The Berlin WelcomeCard, available as 48-hours, 72-hours, 4-day, 5-day, or 6-day option, offers a great, cost-effective means to explore the city in-depth. Travel on public transport in fare zones Berlin AB or Berlin ABC for free and receive exclusive discounts of up to 50 percent with over 200 participating partners.
Embark on a poignant tour of one of the first Nazi concentration camps. Originally built to house political prisoners, its usage evolved through the Holocaust and then post-WWII. Observe how the camp today marks the devastating crimes that took place and how it pays tribute to its victims.
Discover the history of Berlin while pedaling past distinctive historic monuments and important cultural sites. Follow your local guide as you cover much more ground than you could on foot. Learn more about the region's turbulent past and how it's effected the contemporary city you see today.
Central to the network of inhumane concentration camps, Sachsenhausen was also an SS training facility. Learn of its atrocities and gain historical perspective on its Nazi and Soviet use. This full-day tour offers poignant insight into one of the 20th century’s most profound brutalities.
Head out of Berlin to explore the tragic side of the city's history at the Sachsenhausen Memorial, a former Nazi concentration camp. Learn about the lives of prisoners who were abused, see the training grounds of SS guards, and pay tribute to those lost during World War II.
• Schiedsrichterservice und Betreung ( Jedes Spielfeld wird durch 2 Schiedsrichter betreut ) • Europas größtes Paintball Spielfeld mit 20 Spielfelder ( frei wählbar und wechselbar ) • In der Ausrüstung ist ein Anzug inklusive • kostenloses Mittage
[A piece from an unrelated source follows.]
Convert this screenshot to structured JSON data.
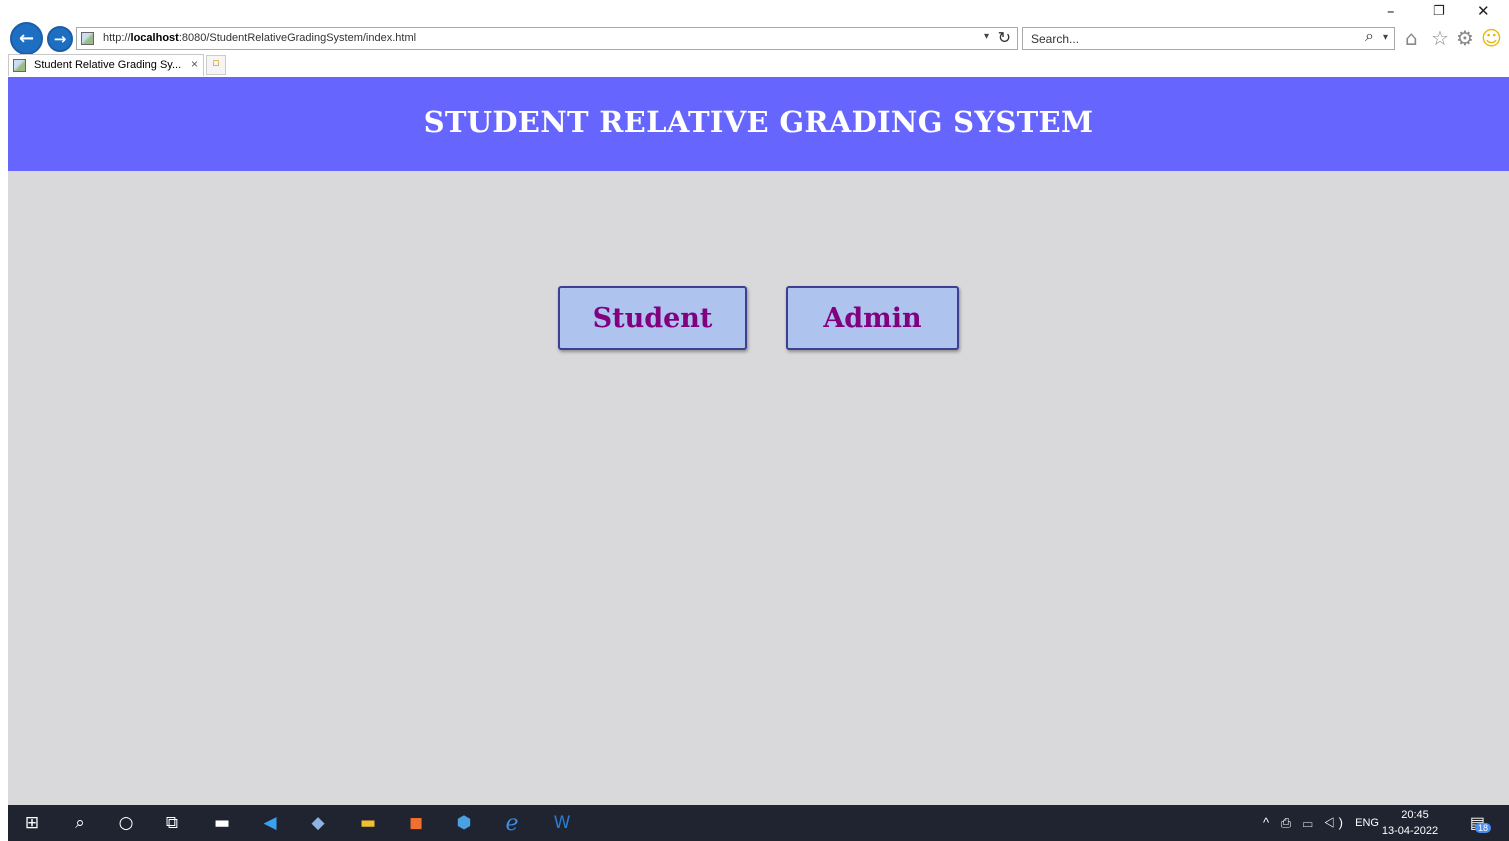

4/5Very Good!(3 area reviews)
Berlin’s “great escape” is a peaceful expanse of forests, meadows and ponds, right next to the city center.
When on holiday in Wedding in the northern part of Berlin city centre visitors are surprised by the huge variety of sights, green oases and tranquil corners.
Consider exploring the interesting museums in West Berlin Centre. If sightseeing is on the list, Kurfürstendamm is a top attraction. Hop on the metro at Uhlandstrasse U-Bahn or Savignyplatz S-Bahn to see more of the area.
Romantic cobbled streets, lazy weekend breakfasts and a lively flea market have made this district a favorite among families and young couples.
4/5Very Good!(161 area reviews)
One of Berlin’s coolest neighborhoods has a long history of youthful indulgence, a diverse ethnic population and some of the city’s best entertainment precincts.
4.5/5Wonderful!(130 area reviews)
David Bowie and Iggy Pop once lived in this fascinating Berlin district, which is now the diverse center of Berlin’s gay community.